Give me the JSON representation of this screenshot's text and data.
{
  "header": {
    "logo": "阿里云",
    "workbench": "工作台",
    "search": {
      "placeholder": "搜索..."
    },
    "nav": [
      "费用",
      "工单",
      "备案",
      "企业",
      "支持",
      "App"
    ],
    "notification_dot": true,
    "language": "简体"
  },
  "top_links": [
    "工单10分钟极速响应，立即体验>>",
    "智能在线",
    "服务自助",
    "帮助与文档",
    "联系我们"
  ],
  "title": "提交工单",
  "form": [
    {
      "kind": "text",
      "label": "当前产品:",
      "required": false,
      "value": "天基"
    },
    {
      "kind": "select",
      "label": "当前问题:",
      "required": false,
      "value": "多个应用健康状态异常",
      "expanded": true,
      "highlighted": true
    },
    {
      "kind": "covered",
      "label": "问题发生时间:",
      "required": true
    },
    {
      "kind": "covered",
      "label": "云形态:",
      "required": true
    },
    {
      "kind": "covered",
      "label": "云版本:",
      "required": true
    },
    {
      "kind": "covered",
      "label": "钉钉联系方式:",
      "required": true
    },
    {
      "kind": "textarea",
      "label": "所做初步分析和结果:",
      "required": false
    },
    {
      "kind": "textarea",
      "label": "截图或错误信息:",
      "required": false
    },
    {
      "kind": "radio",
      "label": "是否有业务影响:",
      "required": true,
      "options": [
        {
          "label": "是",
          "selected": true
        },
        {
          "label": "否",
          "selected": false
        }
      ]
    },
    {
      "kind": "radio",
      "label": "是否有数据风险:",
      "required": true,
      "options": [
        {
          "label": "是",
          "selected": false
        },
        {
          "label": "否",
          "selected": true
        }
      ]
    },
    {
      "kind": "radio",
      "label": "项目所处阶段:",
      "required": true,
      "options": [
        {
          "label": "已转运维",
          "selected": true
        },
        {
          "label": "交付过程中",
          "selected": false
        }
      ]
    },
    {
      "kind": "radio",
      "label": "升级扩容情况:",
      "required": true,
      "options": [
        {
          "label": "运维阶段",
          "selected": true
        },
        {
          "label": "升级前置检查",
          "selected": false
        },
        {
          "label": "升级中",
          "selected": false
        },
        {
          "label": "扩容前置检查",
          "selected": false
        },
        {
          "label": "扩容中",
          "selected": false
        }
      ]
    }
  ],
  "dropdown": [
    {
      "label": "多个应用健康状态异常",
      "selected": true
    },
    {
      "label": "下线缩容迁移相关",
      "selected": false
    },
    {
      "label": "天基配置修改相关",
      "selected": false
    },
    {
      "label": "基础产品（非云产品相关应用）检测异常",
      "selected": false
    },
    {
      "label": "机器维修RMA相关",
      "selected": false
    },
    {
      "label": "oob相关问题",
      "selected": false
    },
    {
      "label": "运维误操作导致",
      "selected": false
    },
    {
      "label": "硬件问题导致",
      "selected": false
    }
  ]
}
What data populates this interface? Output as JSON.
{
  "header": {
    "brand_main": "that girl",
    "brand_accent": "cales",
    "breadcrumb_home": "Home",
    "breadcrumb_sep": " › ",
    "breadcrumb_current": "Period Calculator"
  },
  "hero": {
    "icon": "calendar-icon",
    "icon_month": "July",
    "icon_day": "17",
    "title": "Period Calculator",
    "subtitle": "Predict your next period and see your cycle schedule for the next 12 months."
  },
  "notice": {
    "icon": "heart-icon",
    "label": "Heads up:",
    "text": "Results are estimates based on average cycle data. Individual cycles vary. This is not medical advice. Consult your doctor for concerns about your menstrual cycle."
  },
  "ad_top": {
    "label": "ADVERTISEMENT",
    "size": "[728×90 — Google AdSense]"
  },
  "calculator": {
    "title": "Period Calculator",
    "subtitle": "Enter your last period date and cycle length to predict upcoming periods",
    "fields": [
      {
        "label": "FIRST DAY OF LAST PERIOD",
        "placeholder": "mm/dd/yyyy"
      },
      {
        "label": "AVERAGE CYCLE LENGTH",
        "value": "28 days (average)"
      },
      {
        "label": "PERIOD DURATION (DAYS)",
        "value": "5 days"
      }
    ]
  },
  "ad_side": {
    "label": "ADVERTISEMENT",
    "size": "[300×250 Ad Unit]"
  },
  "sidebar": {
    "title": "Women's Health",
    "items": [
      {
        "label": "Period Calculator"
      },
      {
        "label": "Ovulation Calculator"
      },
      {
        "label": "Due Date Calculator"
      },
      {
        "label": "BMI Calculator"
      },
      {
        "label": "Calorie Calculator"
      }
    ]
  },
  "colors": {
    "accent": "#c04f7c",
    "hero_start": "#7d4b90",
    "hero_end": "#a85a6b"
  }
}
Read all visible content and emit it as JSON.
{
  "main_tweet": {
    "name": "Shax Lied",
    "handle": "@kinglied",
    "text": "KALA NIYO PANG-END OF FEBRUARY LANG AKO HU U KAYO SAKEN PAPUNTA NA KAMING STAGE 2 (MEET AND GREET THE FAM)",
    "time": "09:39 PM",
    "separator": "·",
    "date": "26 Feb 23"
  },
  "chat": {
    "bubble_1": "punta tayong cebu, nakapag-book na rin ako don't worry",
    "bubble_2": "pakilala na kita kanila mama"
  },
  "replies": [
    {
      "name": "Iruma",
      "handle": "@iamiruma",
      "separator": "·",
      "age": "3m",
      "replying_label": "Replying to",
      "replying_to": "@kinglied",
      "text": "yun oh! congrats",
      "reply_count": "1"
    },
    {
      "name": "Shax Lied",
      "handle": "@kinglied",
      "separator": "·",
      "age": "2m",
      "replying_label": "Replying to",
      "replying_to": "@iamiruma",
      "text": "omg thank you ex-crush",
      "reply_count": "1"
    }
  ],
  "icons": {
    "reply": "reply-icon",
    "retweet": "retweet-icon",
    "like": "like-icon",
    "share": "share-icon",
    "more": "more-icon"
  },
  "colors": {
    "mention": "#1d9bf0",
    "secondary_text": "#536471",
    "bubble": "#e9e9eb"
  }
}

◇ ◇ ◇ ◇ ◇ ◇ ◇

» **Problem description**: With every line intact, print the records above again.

» **Written answer**:
Give me the JSON representation of this screenshot's text and data.
{
  "header": {
    "logo": "阿里云",
    "workbench": "工作台",
    "search": {
      "placeholder": "搜索..."
    },
    "nav": [
      "费用",
      "工单",
      "备案",
      "企业",
      "支持",
      "App"
    ],
    "notification_dot": true,
    "language": "简体"
  },
  "top_links": [
    "工单10分钟极速响应，立即体验>>",
    "智能在线",
    "服务自助",
    "帮助与文档",
    "联系我们"
  ],
  "title": "提交工单",
  "form": [
    {
      "kind": "text",
      "label": "当前产品:",
      "required": false,
      "value": "天基"
    },
    {
      "kind": "select",
      "label": "当前问题:",
      "required": false,
      "value": "多个应用健康状态异常",
      "expanded": true,
      "highlighted": true
    },
    {
      "kind": "covered",
      "label": "问题发生时间:",
      "required": true
    },
    {
      "kind": "covered",
      "label": "云形态:",
      "required": true
    },
    {
      "kind": "covered",
      "label": "云版本:",
      "required": true
    },
    {
      "kind": "covered",
      "label": "钉钉联系方式:",
      "required": true
    },
    {
      "kind": "textarea",
      "label": "所做初步分析和结果:",
      "required": false
    },
    {
      "kind": "textarea",
      "label": "截图或错误信息:",
      "required": false
    },
    {
      "kind": "radio",
      "label": "是否有业务影响:",
      "required": true,
      "options": [
        {
          "label": "是",
          "selected": true
        },
        {
          "label": "否",
          "selected": false
        }
      ]
    },
    {
      "kind": "radio",
      "label": "是否有数据风险:",
      "required": true,
      "options": [
        {
          "label": "是",
          "selected": false
        },
        {
          "label": "否",
          "selected": true
        }
      ]
    },
    {
      "kind": "radio",
      "label": "项目所处阶段:",
      "required": true,
      "options": [
        {
          "label": "已转运维",
          "selected": true
        },
        {
          "label": "交付过程中",
          "selected": false
        }
      ]
    },
    {
      "kind": "radio",
      "label": "升级扩容情况:",
      "required": true,
      "options": [
        {
          "label": "运维阶段",
          "selected": true
        },
        {
          "label": "升级前置检查",
          "selected": false
        },
        {
          "label": "升级中",
          "selected": false
        },
        {
          "label": "扩容前置检查",
          "selected": false
        },
        {
          "label": "扩容中",
          "selected": false
        }
      ]
    }
  ],
  "dropdown": [
    {
      "label": "多个应用健康状态异常",
      "selected": true
    },
    {
      "label": "下线缩容迁移相关",
      "selected": false
    },
    {
      "label": "天基配置修改相关",
      "selected": false
    },
    {
      "label": "基础产品（非云产品相关应用）检测异常",
      "selected": false
    },
    {
      "label": "机器维修RMA相关",
      "selected": false
    },
    {
      "label": "oob相关问题",
      "selected": false
    },
    {
      "label": "运维误操作导致",
      "selected": false
    },
    {
      "label": "硬件问题导致",
      "selected": false
    }
  ]
}
What data populates this interface? Output as JSON.
{
  "header": {
    "brand_main": "that girl",
    "brand_accent": "cales",
    "breadcrumb_home": "Home",
    "breadcrumb_sep": " › ",
    "breadcrumb_current": "Period Calculator"
  },
  "hero": {
    "icon": "calendar-icon",
    "icon_month": "July",
    "icon_day": "17",
    "title": "Period Calculator",
    "subtitle": "Predict your next period and see your cycle schedule for the next 12 months."
  },
  "notice": {
    "icon": "heart-icon",
    "label": "Heads up:",
    "text": "Results are estimates based on average cycle data. Individual cycles vary. This is not medical advice. Consult your doctor for concerns about your menstrual cycle."
  },
  "ad_top": {
    "label": "ADVERTISEMENT",
    "size": "[728×90 — Google AdSense]"
  },
  "calculator": {
    "title": "Period Calculator",
    "subtitle": "Enter your last period date and cycle length to predict upcoming periods",
    "fields": [
      {
        "label": "FIRST DAY OF LAST PERIOD",
        "placeholder": "mm/dd/yyyy"
      },
      {
        "label": "AVERAGE CYCLE LENGTH",
        "value": "28 days (average)"
      },
      {
        "label": "PERIOD DURATION (DAYS)",
        "value": "5 days"
      }
    ]
  },
  "ad_side": {
    "label": "ADVERTISEMENT",
    "size": "[300×250 Ad Unit]"
  },
  "sidebar": {
    "title": "Women's Health",
    "items": [
      {
        "label": "Period Calculator"
      },
      {
        "label": "Ovulation Calculator"
      },
      {
        "label": "Due Date Calculator"
      },
      {
        "label": "BMI Calculator"
      },
      {
        "label": "Calorie Calculator"
      }
    ]
  },
  "colors": {
    "accent": "#c04f7c",
    "hero_start": "#7d4b90",
    "hero_end": "#a85a6b"
  }
}
Read all visible content and emit it as JSON.
{
  "main_tweet": {
    "name": "Shax Lied",
    "handle": "@kinglied",
    "text": "KALA NIYO PANG-END OF FEBRUARY LANG AKO HU U KAYO SAKEN PAPUNTA NA KAMING STAGE 2 (MEET AND GREET THE FAM)",
    "time": "09:39 PM",
    "separator": "·",
    "date": "26 Feb 23"
  },
  "chat": {
    "bubble_1": "punta tayong cebu, nakapag-book na rin ako don't worry",
    "bubble_2": "pakilala na kita kanila mama"
  },
  "replies": [
    {
      "name": "Iruma",
      "handle": "@iamiruma",
      "separator": "·",
      "age": "3m",
      "replying_label": "Replying to",
      "replying_to": "@kinglied",
      "text": "yun oh! congrats",
      "reply_count": "1"
    },
    {
      "name": "Shax Lied",
      "handle": "@kinglied",
      "separator": "·",
      "age": "2m",
      "replying_label": "Replying to",
      "replying_to": "@iamiruma",
      "text": "omg thank you ex-crush",
      "reply_count": "1"
    }
  ],
  "icons": {
    "reply": "reply-icon",
    "retweet": "retweet-icon",
    "like": "like-icon",
    "share": "share-icon",
    "more": "more-icon"
  },
  "colors": {
    "mention": "#1d9bf0",
    "secondary_text": "#536471",
    "bubble": "#e9e9eb"
  }
}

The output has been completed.